Data supplied Block Start

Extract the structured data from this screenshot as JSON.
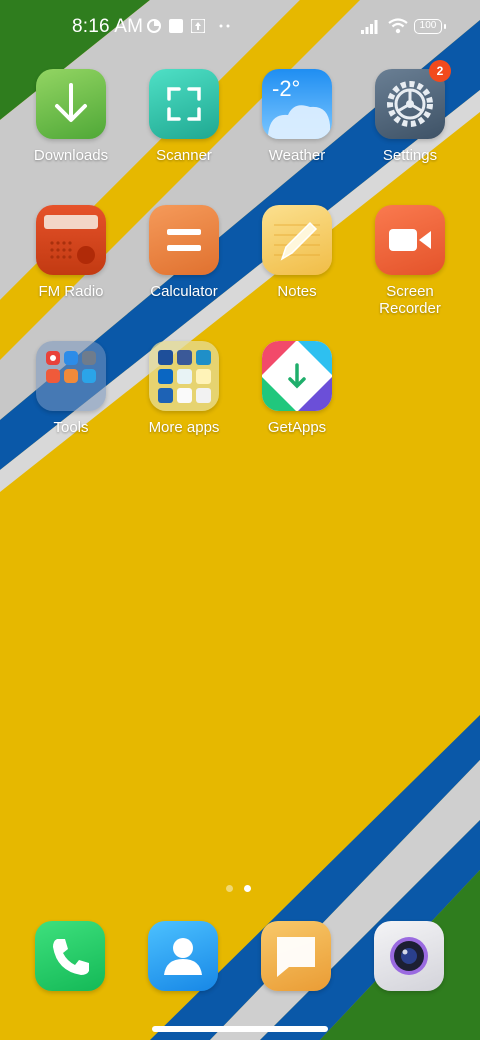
{
  "status_bar": {
    "time": "8:16 AM",
    "battery": "100",
    "icons": [
      "data-saver-icon",
      "square-notification-icon",
      "upload-notification-icon",
      "more-dots-icon",
      "signal-icon",
      "wifi-icon",
      "battery-icon"
    ]
  },
  "apps": [
    {
      "label": "Downloads",
      "icon": "download-arrow-icon"
    },
    {
      "label": "Scanner",
      "icon": "scan-frame-icon"
    },
    {
      "label": "Weather",
      "icon": "cloud-icon",
      "temp": "-2°"
    },
    {
      "label": "Settings",
      "icon": "gear-icon",
      "badge": "2"
    },
    {
      "label": "FM Radio",
      "icon": "radio-icon"
    },
    {
      "label": "Calculator",
      "icon": "equals-icon"
    },
    {
      "label": "Notes",
      "icon": "pencil-icon"
    },
    {
      "label": "Screen Recorder",
      "icon": "video-camera-icon"
    },
    {
      "label": "Tools",
      "icon": "folder-icon"
    },
    {
      "label": "More apps",
      "icon": "folder-icon"
    },
    {
      "label": "GetApps",
      "icon": "store-download-icon"
    }
  ],
  "dock": [
    {
      "name": "phone",
      "icon": "phone-handset-icon"
    },
    {
      "name": "contacts",
      "icon": "person-icon"
    },
    {
      "name": "messages",
      "icon": "message-bubble-icon"
    },
    {
      "name": "camera",
      "icon": "camera-lens-icon"
    }
  ],
  "pager": {
    "pages": 2,
    "current": 2
  },
  "colors": {
    "wallpaper_yellow": "#e6b800",
    "wallpaper_blue": "#0a58a8",
    "wallpaper_green": "#2f7d1e",
    "badge": "#f24a1d"
  }
}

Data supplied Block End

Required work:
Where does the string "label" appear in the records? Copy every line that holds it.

Task solution:
      "label": "Downloads",
      "label": "Scanner",
      "label": "Weather",
      "label": "Settings",
      "label": "FM Radio",
      "label": "Calculator",
      "label": "Notes",
      "label": "Screen Recorder",
      "label": "Tools",
      "label": "More apps",
      "label": "GetApps",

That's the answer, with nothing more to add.